I started at Heart of Herbs Herbal School a year ago enrolling in the Certified Herbalist course, passionate about plants and healing but uncertain how I would put to use the skills I was learning. I had been a soapmaker since 2008, using herbs in my soaps and salves. We grew and used herbs in teas for headaches and tinctures. I will probably add a few new products, but there must be more. How could I use my new herbal knowledge, passion for plants and healing and my longing to help those around me??

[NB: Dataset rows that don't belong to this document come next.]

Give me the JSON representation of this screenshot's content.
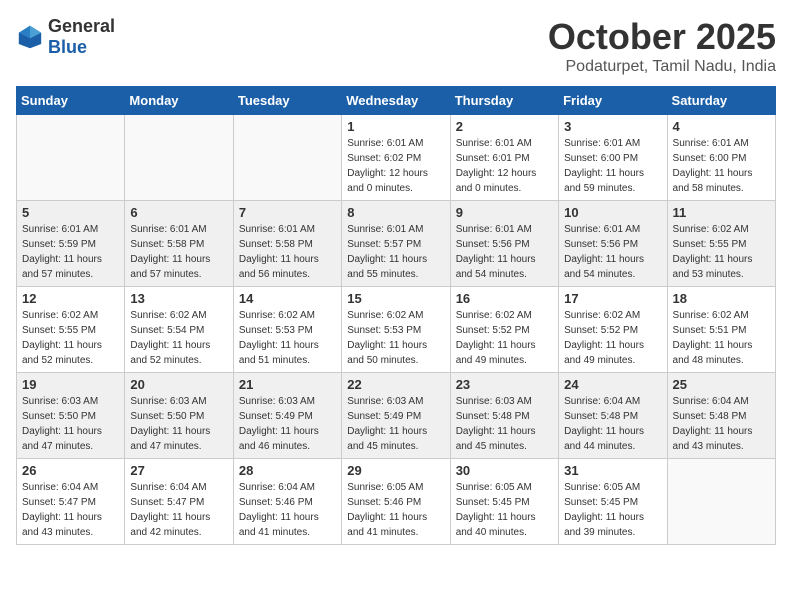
{
  "header": {
    "logo_general": "General",
    "logo_blue": "Blue",
    "month_title": "October 2025",
    "location": "Podaturpet, Tamil Nadu, India"
  },
  "weekdays": [
    "Sunday",
    "Monday",
    "Tuesday",
    "Wednesday",
    "Thursday",
    "Friday",
    "Saturday"
  ],
  "weeks": [
    [
      {
        "day": "",
        "sunrise": "",
        "sunset": "",
        "daylight": ""
      },
      {
        "day": "",
        "sunrise": "",
        "sunset": "",
        "daylight": ""
      },
      {
        "day": "",
        "sunrise": "",
        "sunset": "",
        "daylight": ""
      },
      {
        "day": "1",
        "sunrise": "Sunrise: 6:01 AM",
        "sunset": "Sunset: 6:02 PM",
        "daylight": "Daylight: 12 hours and 0 minutes."
      },
      {
        "day": "2",
        "sunrise": "Sunrise: 6:01 AM",
        "sunset": "Sunset: 6:01 PM",
        "daylight": "Daylight: 12 hours and 0 minutes."
      },
      {
        "day": "3",
        "sunrise": "Sunrise: 6:01 AM",
        "sunset": "Sunset: 6:00 PM",
        "daylight": "Daylight: 11 hours and 59 minutes."
      },
      {
        "day": "4",
        "sunrise": "Sunrise: 6:01 AM",
        "sunset": "Sunset: 6:00 PM",
        "daylight": "Daylight: 11 hours and 58 minutes."
      }
    ],
    [
      {
        "day": "5",
        "sunrise": "Sunrise: 6:01 AM",
        "sunset": "Sunset: 5:59 PM",
        "daylight": "Daylight: 11 hours and 57 minutes."
      },
      {
        "day": "6",
        "sunrise": "Sunrise: 6:01 AM",
        "sunset": "Sunset: 5:58 PM",
        "daylight": "Daylight: 11 hours and 57 minutes."
      },
      {
        "day": "7",
        "sunrise": "Sunrise: 6:01 AM",
        "sunset": "Sunset: 5:58 PM",
        "daylight": "Daylight: 11 hours and 56 minutes."
      },
      {
        "day": "8",
        "sunrise": "Sunrise: 6:01 AM",
        "sunset": "Sunset: 5:57 PM",
        "daylight": "Daylight: 11 hours and 55 minutes."
      },
      {
        "day": "9",
        "sunrise": "Sunrise: 6:01 AM",
        "sunset": "Sunset: 5:56 PM",
        "daylight": "Daylight: 11 hours and 54 minutes."
      },
      {
        "day": "10",
        "sunrise": "Sunrise: 6:01 AM",
        "sunset": "Sunset: 5:56 PM",
        "daylight": "Daylight: 11 hours and 54 minutes."
      },
      {
        "day": "11",
        "sunrise": "Sunrise: 6:02 AM",
        "sunset": "Sunset: 5:55 PM",
        "daylight": "Daylight: 11 hours and 53 minutes."
      }
    ],
    [
      {
        "day": "12",
        "sunrise": "Sunrise: 6:02 AM",
        "sunset": "Sunset: 5:55 PM",
        "daylight": "Daylight: 11 hours and 52 minutes."
      },
      {
        "day": "13",
        "sunrise": "Sunrise: 6:02 AM",
        "sunset": "Sunset: 5:54 PM",
        "daylight": "Daylight: 11 hours and 52 minutes."
      },
      {
        "day": "14",
        "sunrise": "Sunrise: 6:02 AM",
        "sunset": "Sunset: 5:53 PM",
        "daylight": "Daylight: 11 hours and 51 minutes."
      },
      {
        "day": "15",
        "sunrise": "Sunrise: 6:02 AM",
        "sunset": "Sunset: 5:53 PM",
        "daylight": "Daylight: 11 hours and 50 minutes."
      },
      {
        "day": "16",
        "sunrise": "Sunrise: 6:02 AM",
        "sunset": "Sunset: 5:52 PM",
        "daylight": "Daylight: 11 hours and 49 minutes."
      },
      {
        "day": "17",
        "sunrise": "Sunrise: 6:02 AM",
        "sunset": "Sunset: 5:52 PM",
        "daylight": "Daylight: 11 hours and 49 minutes."
      },
      {
        "day": "18",
        "sunrise": "Sunrise: 6:02 AM",
        "sunset": "Sunset: 5:51 PM",
        "daylight": "Daylight: 11 hours and 48 minutes."
      }
    ],
    [
      {
        "day": "19",
        "sunrise": "Sunrise: 6:03 AM",
        "sunset": "Sunset: 5:50 PM",
        "daylight": "Daylight: 11 hours and 47 minutes."
      },
      {
        "day": "20",
        "sunrise": "Sunrise: 6:03 AM",
        "sunset": "Sunset: 5:50 PM",
        "daylight": "Daylight: 11 hours and 47 minutes."
      },
      {
        "day": "21",
        "sunrise": "Sunrise: 6:03 AM",
        "sunset": "Sunset: 5:49 PM",
        "daylight": "Daylight: 11 hours and 46 minutes."
      },
      {
        "day": "22",
        "sunrise": "Sunrise: 6:03 AM",
        "sunset": "Sunset: 5:49 PM",
        "daylight": "Daylight: 11 hours and 45 minutes."
      },
      {
        "day": "23",
        "sunrise": "Sunrise: 6:03 AM",
        "sunset": "Sunset: 5:48 PM",
        "daylight": "Daylight: 11 hours and 45 minutes."
      },
      {
        "day": "24",
        "sunrise": "Sunrise: 6:04 AM",
        "sunset": "Sunset: 5:48 PM",
        "daylight": "Daylight: 11 hours and 44 minutes."
      },
      {
        "day": "25",
        "sunrise": "Sunrise: 6:04 AM",
        "sunset": "Sunset: 5:48 PM",
        "daylight": "Daylight: 11 hours and 43 minutes."
      }
    ],
    [
      {
        "day": "26",
        "sunrise": "Sunrise: 6:04 AM",
        "sunset": "Sunset: 5:47 PM",
        "daylight": "Daylight: 11 hours and 43 minutes."
      },
      {
        "day": "27",
        "sunrise": "Sunrise: 6:04 AM",
        "sunset": "Sunset: 5:47 PM",
        "daylight": "Daylight: 11 hours and 42 minutes."
      },
      {
        "day": "28",
        "sunrise": "Sunrise: 6:04 AM",
        "sunset": "Sunset: 5:46 PM",
        "daylight": "Daylight: 11 hours and 41 minutes."
      },
      {
        "day": "29",
        "sunrise": "Sunrise: 6:05 AM",
        "sunset": "Sunset: 5:46 PM",
        "daylight": "Daylight: 11 hours and 41 minutes."
      },
      {
        "day": "30",
        "sunrise": "Sunrise: 6:05 AM",
        "sunset": "Sunset: 5:45 PM",
        "daylight": "Daylight: 11 hours and 40 minutes."
      },
      {
        "day": "31",
        "sunrise": "Sunrise: 6:05 AM",
        "sunset": "Sunset: 5:45 PM",
        "daylight": "Daylight: 11 hours and 39 minutes."
      },
      {
        "day": "",
        "sunrise": "",
        "sunset": "",
        "daylight": ""
      }
    ]
  ]
}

I began researching and compiling information for my Materia Medica and was amazed at the wealth growing in my backyard! Prior to enrolling, I knew there were some beneficial 'weeds' growing in my yard (plantain and dandelion for example). But, wow! Clover, chickweed, raspberry leaves, cherry bark, pine, plantain, dandelion, nettles, goldenrod and elderberry! (and probably more I haven't found yet) All growing on our 2 acres. This doesn't even include the cultivated and encouraged lemon balm, peppermint, lavender, mullein, calendula, feverfew, St John's Wort, yarrow, comfrey, echinacea and thyme. I'm teaching our children when to harvest leaves, flowers, roots, bark, to do it with respect and how to properly dry them so the harvest isn't wasted. My friends were very interested in what I was doing, fascinated that health and healing could be found right outside their door, rather than at the store or pharmacy. So, they encouraged me to share some of what I was learning. I started a blog on my business website and featured 'Wildcraft Wednesday' profiling backyard herbs and how to use them. The first way I could share my passion help others.
After than, opportunities began popping up everywhere! The friend with an 8 month old daughter with a croup-y cough. The doctor says he can't do anything until she's bad enough to be hospitalized. So I filled a bag with herbs and wrote up directions and dosages based on the baby's weight (after double checking every herbal I own!). Her daughter sleeps through the night, breathing easily for the first time in days. She calls me a miracle worker, but we know that's not true. I was able to apply the knowledge I was learning at HOH. I am thankful. My best friend's son (who happens to be best friends with my own son) has a nasty rash they thought was poison ivy. He's a shy boy and embarrassed to go to the doctor and show him his hand. They'd rather treat it at home. I pray about the recipe and pray over my now-dwindling stash of herbs I gathered last summer. (I always pray when I'm making something specifically for an individual to best match the herbs and the person.) Chickweed, plantain, chamomile, comfrey, the last of my calendula. Healing salve. His mom applies the salve one night and the rash is gone in the morning. Plants are amazing. And my friend, the waitress and mother of 4 with the disabled husband is able to avoid a doctor's office co-pay.
I never diagnose anything. I am not a physician. I don't have the training. I do offer suggestions that are steeped in centuries of healing tradition, thoroughly researched and applied with caution and respect. At this time I rarely accept payment. On occasion, I'll accept a trade or barter.
Something I did not expect to do with my herbalist training is treat animals. Men, women, children – sure. Colds, rashes, allergies, sprains and pulled muscles – of course. But, surely not animals? I don't know why this came as a surprise to me. We have 6 laying hens, 11 pullets (young hens), and 25 meat birds. 1 large, hairy, and lovable dog. 8(!) hives of bees. All on our 2 acres of suburban homestead. Family, friends, and customers know we make an effort to do 'natural' – the way we eat, the way we feed our animals, and the way we treat our illnesses. When the local raw milk/pastured beef farmer asked me if I had an herbal remedy for pseudo -cowpox, I was stumped. I did not own the necessary herbal reference for that. I asked around, but herbal vet information is hard to come by. Huh. I mentally added the Farm and Stable herbal to my to-be-purchased list. A week later, our 11 year old daughter brought me one of our laying hens. She has an infected toe. Is it bumblefoot (a typical chicken ailment)? * sigh * More livestock health issues. My husband and I work together as a team to soak, clean, cut. Removing infection. I'm tense and in tears. When it comes time to make a poultice and wrap and bandage the foot I'm finally confident. I can do this. Something antibacterial. Something to draw out infection. Nothing to heal the tissue yet. I don't know that we removed all the infection. So comfrey is out. Raw honey from our bees is a good start, along with activated charcoal. This is when I know, without a doubt, that I'm an herbalist. I am not a surgeon. Or a doctor. Or a vet. Or a pharmacist. I am a wife, mother, daughter, sister, friend. And an herbalist. Using plants and wisdom to treat those in our care to the best of our ability. Whether they reside in my home, my community, or my farmyard. Is it possible that one year ago I did not know how I would put this skill into practice? Now, rarely a day goes by without the opportunity to use it and I have HOH to thank.